Bad Labels Haunt Energy Drinks

Highly caffeinated energy drinks have been the target of many health and nutritional advocates lately for labels loaded with unhealthy ingredients. Ever since Four Loko stepped on the scene with an alcohol and caffeine drink that presented a near-toxic mixture that is suspected in a handful of teenage drinking deaths, energy drinks have become public enemy number one in the healthy industry.

New research also supports concerns after a study found that a majority of energy drinks are risking consumer health after they were found to improperly label, or not even bother labeling, caffeine levels.

Caffeine Labeling Not Required
According to a study on labels released in Consumer Reports magazine, 11 of the 27 top energy drinks sold in the United States do not specify the amount of caffeine in their beverages.

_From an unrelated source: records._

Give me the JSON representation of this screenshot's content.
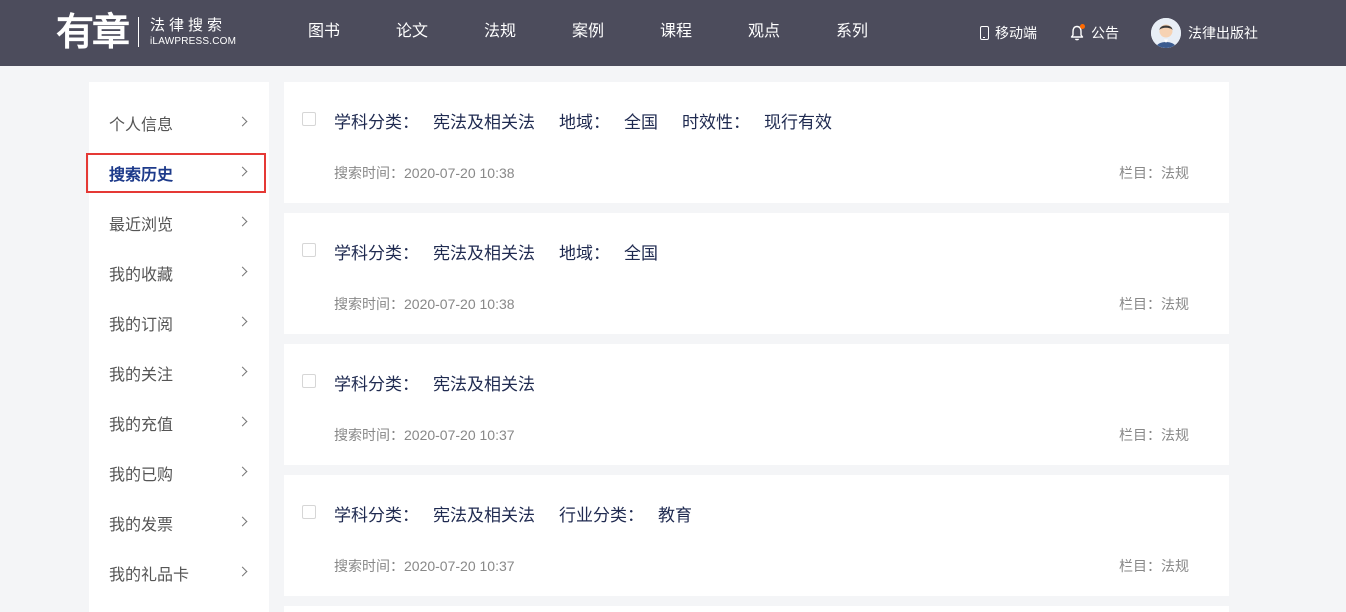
{
  "header": {
    "logo_mark": "有章",
    "logo_cn": "法律搜索",
    "logo_en": "iLAWPRESS.COM",
    "nav": [
      "图书",
      "论文",
      "法规",
      "案例",
      "课程",
      "观点",
      "系列"
    ],
    "mobile": "移动端",
    "notice": "公告",
    "user": "法律出版社"
  },
  "sidebar": {
    "items": [
      {
        "label": "个人信息"
      },
      {
        "label": "搜索历史",
        "active": true
      },
      {
        "label": "最近浏览"
      },
      {
        "label": "我的收藏"
      },
      {
        "label": "我的订阅"
      },
      {
        "label": "我的关注"
      },
      {
        "label": "我的充值"
      },
      {
        "label": "我的已购"
      },
      {
        "label": "我的发票"
      },
      {
        "label": "我的礼品卡"
      }
    ]
  },
  "history": [
    {
      "filters": [
        {
          "key": "学科分类：",
          "value": "宪法及相关法"
        },
        {
          "key": "地域：",
          "value": "全国"
        },
        {
          "key": "时效性：",
          "value": "现行有效"
        }
      ],
      "time": "搜索时间：2020-07-20 10:38",
      "column": "栏目：法规"
    },
    {
      "filters": [
        {
          "key": "学科分类：",
          "value": "宪法及相关法"
        },
        {
          "key": "地域：",
          "value": "全国"
        }
      ],
      "time": "搜索时间：2020-07-20 10:38",
      "column": "栏目：法规"
    },
    {
      "filters": [
        {
          "key": "学科分类：",
          "value": "宪法及相关法"
        }
      ],
      "time": "搜索时间：2020-07-20 10:37",
      "column": "栏目：法规"
    },
    {
      "filters": [
        {
          "key": "学科分类：",
          "value": "宪法及相关法"
        },
        {
          "key": "行业分类：",
          "value": "教育"
        }
      ],
      "time": "搜索时间：2020-07-20 10:37",
      "column": "栏目：法规"
    }
  ],
  "colors": {
    "header_bg": "#4c4c5c",
    "active_text": "#1d3a8a",
    "active_outline": "#e53935",
    "notice_dot": "#ff6a00"
  }
}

The 16 remaining drinks that did list specific amounts were found to, on average, short-sell caffeine levels: Five beverages had caffeine that exceed serving amounts listed on their labels by more than 20 percent on average.

One notable exception was Archer Farms Energy Drink infused beverage, which had 70 percent less caffeine than its label said.